We were lucky enough to have a temporary furnished apartment waiting for us, so we didn't have to unpack anything except clothes so far. It is a nice little place, close to everywhere, and as different as could be from our old house.
What I don't miss:
The space - From 2100 sq ft to 1000 sq ft. And we still don't even step into the second bedroom unless guests are here, and we haven't stored anything there. So effectively, we are in about 700 sq ft and I can't tell the difference.
Wait, I can. Now, I can cook and still watch what Summy is doing on the computer, and talk to her. I can laugh with her while she watches cartoons on TV, and she can draw at the dining table right next to me. I thought I'd miss the huge kitchen we had, but I don't.
It is a very positive difference to not have so many rooms and so much distance between things and people.
How do we manage? It makes it very easy that we don't have all our stuff yet. Once we move to another apartment, receive our things and unpack them, I wouldn't know where to put all of them.
I use as few things as possible, just one set of dishes for each person. Now that I think about it, why would anyone need any more for every day use? To fill up the dishwasher with? Because that's exactly why I used more dishes - to fill up the dishwasher and start a wash cycle. Now I don't even use the dishwasher.
Summy's toys and books - We brought some dolls with us, and here I got her some construction paper, a pair of scissors, crayons, and glue. She has been making projects and that's been keeping her very busy. We got a local library card, and Summy hasn't even opened any of the books that I brought from home. We just read the library books. Now she watches a lot more TV than she used to, but I'm fine with that. This is a holiday for her, after all, and she'll soon be back to a school routine.
What I do miss:
People - Family, friends, all the people we knew we had around even if we didn't see them every day or week.
New England - the trees, the landscape, the hills.

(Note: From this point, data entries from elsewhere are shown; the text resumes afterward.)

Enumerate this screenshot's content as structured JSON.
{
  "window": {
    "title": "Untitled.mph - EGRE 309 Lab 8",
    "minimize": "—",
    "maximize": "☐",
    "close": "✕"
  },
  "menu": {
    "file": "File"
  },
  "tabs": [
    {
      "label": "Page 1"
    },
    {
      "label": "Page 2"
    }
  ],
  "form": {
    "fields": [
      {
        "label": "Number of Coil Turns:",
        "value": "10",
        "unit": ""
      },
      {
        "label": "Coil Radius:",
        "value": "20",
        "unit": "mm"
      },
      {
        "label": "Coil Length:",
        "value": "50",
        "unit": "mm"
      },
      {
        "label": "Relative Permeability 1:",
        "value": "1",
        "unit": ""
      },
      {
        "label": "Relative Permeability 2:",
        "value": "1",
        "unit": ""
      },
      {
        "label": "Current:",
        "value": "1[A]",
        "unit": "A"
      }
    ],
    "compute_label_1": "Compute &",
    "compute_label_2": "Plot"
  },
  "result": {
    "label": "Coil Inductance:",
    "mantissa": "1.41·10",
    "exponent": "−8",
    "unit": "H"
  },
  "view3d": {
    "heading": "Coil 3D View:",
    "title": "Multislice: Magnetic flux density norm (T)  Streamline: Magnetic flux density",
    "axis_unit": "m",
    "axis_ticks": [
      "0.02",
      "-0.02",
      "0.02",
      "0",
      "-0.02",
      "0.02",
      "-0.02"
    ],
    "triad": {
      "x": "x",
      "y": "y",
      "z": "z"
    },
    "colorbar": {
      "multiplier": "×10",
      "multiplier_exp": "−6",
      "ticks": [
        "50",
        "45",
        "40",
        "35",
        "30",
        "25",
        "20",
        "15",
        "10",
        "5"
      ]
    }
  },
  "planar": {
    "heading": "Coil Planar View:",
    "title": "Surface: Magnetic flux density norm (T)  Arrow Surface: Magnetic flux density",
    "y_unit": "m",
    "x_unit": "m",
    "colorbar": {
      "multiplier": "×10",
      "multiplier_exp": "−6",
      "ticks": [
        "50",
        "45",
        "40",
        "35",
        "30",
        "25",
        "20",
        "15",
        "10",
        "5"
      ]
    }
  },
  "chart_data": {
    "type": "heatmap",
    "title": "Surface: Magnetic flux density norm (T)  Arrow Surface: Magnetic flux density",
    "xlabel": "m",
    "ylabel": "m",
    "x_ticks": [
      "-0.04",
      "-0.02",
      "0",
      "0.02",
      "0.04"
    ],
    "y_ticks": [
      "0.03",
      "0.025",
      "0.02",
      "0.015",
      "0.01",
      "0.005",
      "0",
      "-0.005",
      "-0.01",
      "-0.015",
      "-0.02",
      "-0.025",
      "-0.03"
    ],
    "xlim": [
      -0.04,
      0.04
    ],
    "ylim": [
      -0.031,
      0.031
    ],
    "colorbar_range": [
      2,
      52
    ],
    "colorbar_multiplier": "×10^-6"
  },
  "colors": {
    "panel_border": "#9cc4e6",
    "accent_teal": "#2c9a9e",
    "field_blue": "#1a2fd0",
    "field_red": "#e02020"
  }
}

There were woods everywhere, shade everywhere. Here, there is no shade, no escaping from the sun (even though it doesn't get very hot). Most of the trees are palms, fashionably tall and slim with carefully arranged leaves on their tops (come to think of it, many of the people here are like that too). This open landscape makes me feel vulnerable, me being allergic to sunlight.
Things - And materialistically, I miss some of our things - I don't miss the house much, but I miss our sheets, towels, my own kitchen knives, things like that. I didn't bring anything personal along except for a few of Summy's toys and books, to make the transition easier for her. Now I think familiar things would have made the transition easier for me, too.
All in all:
Still, we are getting on fine. I don't have a toaster, or a blender, and I just have the basics to cook with, and fresh vegetables and fruit from a wonderful farmer's market a block away. And I cook lunches and dinners, though simple ones, almost every day. Before, I had a large kitchen full of choppers, blenders, toasters, woks, pantry full of groceries and fancy pastes and masalas, and we ate out all the time. Ofcourse then I also had a full-time job!
Yesterday, I asked Summy if she wanted to eat lunch at home or outside, and she picked pasta with broccoli and cheese sauce made by me. I quote her - "Nobody else knows how to make it, not restaurants, not anybody else. Just Mommy makes it." Home is where home-cooked meals are made - so yes, this apartment has become home.